WHAT YOU ARE ASKED TO DO :: The lines to return are those below that contain the word "days".

SOURCE RECORDS ::
BEGIN

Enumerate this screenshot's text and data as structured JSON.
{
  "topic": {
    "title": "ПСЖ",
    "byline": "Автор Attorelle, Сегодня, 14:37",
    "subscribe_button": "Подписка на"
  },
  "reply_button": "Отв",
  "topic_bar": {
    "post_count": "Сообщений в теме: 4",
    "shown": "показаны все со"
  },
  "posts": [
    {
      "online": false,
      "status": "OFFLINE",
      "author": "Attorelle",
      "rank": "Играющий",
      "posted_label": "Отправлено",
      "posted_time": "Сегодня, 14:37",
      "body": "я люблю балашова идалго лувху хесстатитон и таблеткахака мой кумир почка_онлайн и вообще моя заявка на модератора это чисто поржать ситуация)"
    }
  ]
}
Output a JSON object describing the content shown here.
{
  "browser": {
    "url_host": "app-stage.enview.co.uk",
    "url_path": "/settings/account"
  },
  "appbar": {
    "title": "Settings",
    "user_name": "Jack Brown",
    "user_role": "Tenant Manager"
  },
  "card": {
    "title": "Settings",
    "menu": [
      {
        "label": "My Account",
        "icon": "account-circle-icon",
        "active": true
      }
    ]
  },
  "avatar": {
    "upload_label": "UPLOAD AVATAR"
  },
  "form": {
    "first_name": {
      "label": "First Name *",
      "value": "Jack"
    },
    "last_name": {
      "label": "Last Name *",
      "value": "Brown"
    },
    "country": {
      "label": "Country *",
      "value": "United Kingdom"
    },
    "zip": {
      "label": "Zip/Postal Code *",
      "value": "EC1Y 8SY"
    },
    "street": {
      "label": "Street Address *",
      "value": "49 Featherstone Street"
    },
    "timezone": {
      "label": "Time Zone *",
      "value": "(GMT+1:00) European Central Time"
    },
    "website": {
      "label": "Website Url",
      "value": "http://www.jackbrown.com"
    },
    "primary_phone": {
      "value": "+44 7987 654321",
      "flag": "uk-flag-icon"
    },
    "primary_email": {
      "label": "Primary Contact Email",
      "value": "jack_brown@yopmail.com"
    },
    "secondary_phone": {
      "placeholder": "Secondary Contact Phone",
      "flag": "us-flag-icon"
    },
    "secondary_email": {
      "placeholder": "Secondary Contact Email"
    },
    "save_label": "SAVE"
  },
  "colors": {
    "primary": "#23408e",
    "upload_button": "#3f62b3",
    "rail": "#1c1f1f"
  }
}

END
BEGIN

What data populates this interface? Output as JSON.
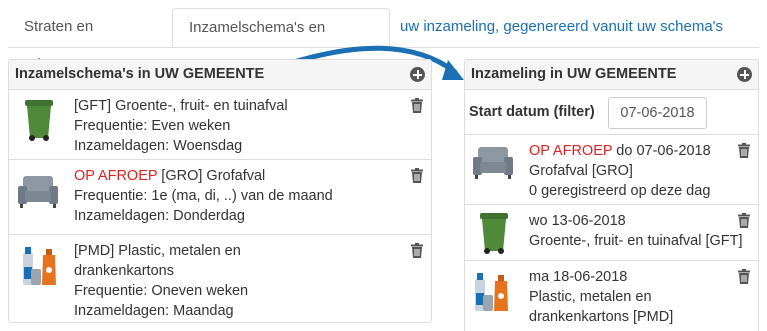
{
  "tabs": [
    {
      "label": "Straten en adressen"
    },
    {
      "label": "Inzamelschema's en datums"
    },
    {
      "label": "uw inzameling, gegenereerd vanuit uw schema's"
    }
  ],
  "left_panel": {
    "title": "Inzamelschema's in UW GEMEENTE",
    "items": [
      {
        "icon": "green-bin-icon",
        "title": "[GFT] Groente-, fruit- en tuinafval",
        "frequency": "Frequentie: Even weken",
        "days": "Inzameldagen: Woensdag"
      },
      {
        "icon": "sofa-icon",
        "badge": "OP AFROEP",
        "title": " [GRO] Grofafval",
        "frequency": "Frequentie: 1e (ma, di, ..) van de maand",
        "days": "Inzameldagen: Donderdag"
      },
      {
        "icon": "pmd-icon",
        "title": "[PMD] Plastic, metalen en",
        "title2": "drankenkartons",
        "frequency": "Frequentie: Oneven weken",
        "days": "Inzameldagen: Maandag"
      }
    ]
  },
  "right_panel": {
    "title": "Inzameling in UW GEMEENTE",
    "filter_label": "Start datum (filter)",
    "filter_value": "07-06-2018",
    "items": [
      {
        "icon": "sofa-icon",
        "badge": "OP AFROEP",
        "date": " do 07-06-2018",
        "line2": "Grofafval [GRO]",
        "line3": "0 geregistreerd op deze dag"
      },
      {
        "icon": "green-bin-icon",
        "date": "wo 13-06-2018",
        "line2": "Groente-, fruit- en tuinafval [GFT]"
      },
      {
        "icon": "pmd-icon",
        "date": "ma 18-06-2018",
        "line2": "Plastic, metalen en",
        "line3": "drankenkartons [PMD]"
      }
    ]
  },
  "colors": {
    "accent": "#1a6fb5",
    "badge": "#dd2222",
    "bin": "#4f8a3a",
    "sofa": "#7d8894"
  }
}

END
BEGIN

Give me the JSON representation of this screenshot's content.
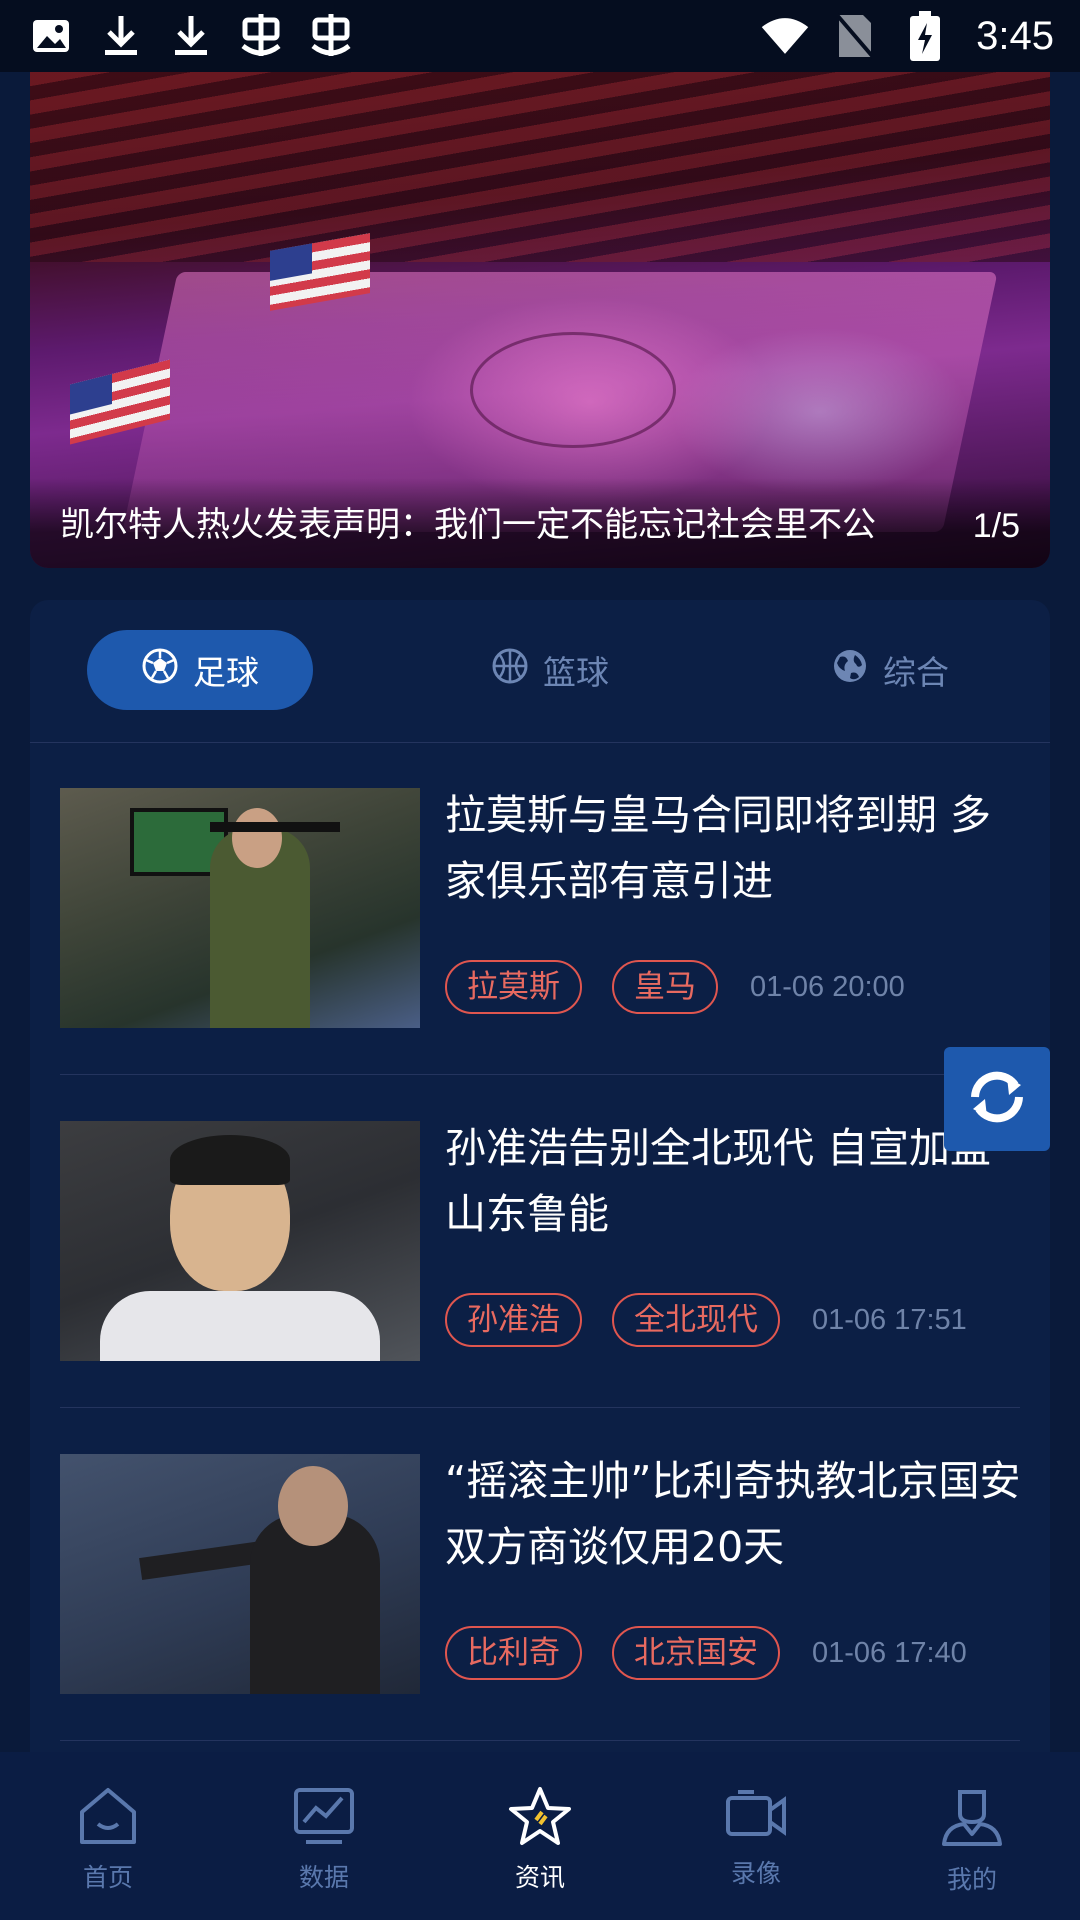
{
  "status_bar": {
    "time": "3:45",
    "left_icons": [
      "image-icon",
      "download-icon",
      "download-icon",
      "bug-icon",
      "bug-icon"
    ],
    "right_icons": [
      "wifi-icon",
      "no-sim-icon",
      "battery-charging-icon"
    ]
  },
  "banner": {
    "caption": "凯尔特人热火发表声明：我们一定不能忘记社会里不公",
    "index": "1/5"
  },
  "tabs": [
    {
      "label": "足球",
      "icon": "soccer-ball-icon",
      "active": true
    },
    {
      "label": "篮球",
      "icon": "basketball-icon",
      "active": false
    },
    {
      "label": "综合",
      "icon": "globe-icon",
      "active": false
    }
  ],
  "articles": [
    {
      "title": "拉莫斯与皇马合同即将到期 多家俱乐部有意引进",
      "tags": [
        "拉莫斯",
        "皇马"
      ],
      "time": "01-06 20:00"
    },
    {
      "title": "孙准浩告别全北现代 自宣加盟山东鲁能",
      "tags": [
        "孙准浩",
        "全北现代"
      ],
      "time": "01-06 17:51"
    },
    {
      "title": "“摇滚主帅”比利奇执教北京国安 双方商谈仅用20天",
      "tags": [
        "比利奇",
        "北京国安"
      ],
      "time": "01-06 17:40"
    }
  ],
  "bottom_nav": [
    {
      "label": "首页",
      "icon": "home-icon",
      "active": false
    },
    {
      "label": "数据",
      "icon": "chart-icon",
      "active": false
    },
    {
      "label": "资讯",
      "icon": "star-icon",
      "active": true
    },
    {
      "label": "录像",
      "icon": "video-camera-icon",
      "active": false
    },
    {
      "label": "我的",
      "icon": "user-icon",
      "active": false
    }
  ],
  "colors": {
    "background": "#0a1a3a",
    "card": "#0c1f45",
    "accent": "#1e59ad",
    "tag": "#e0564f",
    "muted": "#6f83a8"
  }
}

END

EXERCISE RESULT ::
        "days": "Inzameldagen: Woensdag"
        "days": "Inzameldagen: Donderdag"
        "days": "Inzameldagen: Maandag"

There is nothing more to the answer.